Fates and Furies
By Lauren Groff
Gillian Flynn skillfully divided Gone Girl into He Said/She Said and produced nothing short of a mega hit. Lauren Groff employs the same technique as skillfully in the service of dissecting an apparently happy marriage. In the case of her Fates and Furies, we view the marriage of Lotto and Mathilde through of eyes of husband Lotto in the first part; in the second part we get Mathilde’s side of the story, recounting many of the events of the first half as she saw and experienced them. Groff succeeds on multiple levels, not the least of which is producing a thoughtful, well-written page turner.
Lotto is something of a god not only to his wife and friends, but to the entire arts community.
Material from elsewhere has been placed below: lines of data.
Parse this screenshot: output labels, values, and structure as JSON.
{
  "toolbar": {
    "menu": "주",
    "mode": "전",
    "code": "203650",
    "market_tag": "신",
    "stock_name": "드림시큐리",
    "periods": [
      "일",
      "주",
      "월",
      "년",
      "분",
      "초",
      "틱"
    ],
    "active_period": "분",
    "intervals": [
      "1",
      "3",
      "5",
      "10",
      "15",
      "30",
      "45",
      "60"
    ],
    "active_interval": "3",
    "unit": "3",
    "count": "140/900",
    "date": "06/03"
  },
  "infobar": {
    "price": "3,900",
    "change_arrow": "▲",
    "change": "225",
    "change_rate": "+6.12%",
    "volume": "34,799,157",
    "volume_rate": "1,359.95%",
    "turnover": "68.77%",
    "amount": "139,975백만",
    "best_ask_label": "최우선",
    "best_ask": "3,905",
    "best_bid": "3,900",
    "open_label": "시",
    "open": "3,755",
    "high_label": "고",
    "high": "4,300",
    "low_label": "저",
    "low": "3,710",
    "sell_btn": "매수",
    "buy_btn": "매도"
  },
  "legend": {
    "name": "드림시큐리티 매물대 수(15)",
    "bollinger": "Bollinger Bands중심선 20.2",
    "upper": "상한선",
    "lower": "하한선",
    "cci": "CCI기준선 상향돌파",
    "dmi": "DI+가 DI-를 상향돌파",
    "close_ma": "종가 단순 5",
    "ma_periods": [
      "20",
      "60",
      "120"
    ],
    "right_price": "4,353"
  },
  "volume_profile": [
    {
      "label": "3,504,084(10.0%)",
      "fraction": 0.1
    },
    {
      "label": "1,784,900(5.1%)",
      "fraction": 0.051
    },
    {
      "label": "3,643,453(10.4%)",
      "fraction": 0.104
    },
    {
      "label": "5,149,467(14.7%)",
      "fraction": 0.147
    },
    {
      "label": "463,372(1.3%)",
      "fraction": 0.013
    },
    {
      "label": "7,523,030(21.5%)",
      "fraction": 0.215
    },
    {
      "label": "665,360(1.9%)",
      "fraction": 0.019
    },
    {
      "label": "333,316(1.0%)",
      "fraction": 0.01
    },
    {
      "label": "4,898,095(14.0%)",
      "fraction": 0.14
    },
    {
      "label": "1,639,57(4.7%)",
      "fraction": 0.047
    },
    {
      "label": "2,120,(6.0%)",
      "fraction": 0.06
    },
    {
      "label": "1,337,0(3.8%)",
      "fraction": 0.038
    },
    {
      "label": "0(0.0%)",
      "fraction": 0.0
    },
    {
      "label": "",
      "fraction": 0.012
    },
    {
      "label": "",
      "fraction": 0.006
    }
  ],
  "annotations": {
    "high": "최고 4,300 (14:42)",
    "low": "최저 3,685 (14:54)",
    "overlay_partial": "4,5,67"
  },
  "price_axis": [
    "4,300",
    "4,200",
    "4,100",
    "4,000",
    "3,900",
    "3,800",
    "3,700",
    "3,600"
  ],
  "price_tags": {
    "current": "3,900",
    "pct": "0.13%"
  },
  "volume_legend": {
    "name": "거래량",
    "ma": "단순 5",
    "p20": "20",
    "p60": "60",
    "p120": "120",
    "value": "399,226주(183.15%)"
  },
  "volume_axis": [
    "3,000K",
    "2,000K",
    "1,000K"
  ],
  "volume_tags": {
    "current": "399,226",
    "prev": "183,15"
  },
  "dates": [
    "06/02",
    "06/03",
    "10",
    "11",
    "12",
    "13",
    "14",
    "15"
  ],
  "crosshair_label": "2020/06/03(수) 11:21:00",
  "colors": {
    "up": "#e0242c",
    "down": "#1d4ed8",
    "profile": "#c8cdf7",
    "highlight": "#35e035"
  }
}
This is not to say his life is a cakewalk. He struggles for years in near poverty trying to be an actor. Poverty seems imposed upon him by his mother, for he comes from considerable wealth, but she dislikes his choice of wife. It’s not until he discovers his ability to tell stories that he finds fabulous success as an acclaimed playwright. Always by his side, loving him and supporting him, Mathilde encourages him, sticks with him through thick and thin. In the first part of the book, which relates his early life, his sexual prowess, how he meets Mathilde (an electric, surely fictional, moment when he climbs over people at a party to reach her), and, for the most part, a nearly idyllic life with her. You’ll find this section of the book quite lyrical, joyful, and overall nicely done and in keeping with Lotto’s poetic nature.
Tone changes dramatically in the second half, when the furies take over, incarnate in the life and views of Mathilde. The lyrical tone vanishes, the happy moments don’t strike us nearly as delightful as they seemed at first. In fact, through Mathilde’s eyes, we see a different world, one that she had a hand in creating, two examples of which to watch for are how she supported him and how she kept the pair in poverty. Recalling your Greek mythology, you’ll remember that the furies were the embodiment of vengeance. Sufficient to leave it at that, or maybe this quote from Shakespeare (appearing late in the novel) from Coriolanus, Act 4, Scene 2:
“Anger’s my meat; I sup upon myself,
And so shall starve with feeding.” w/c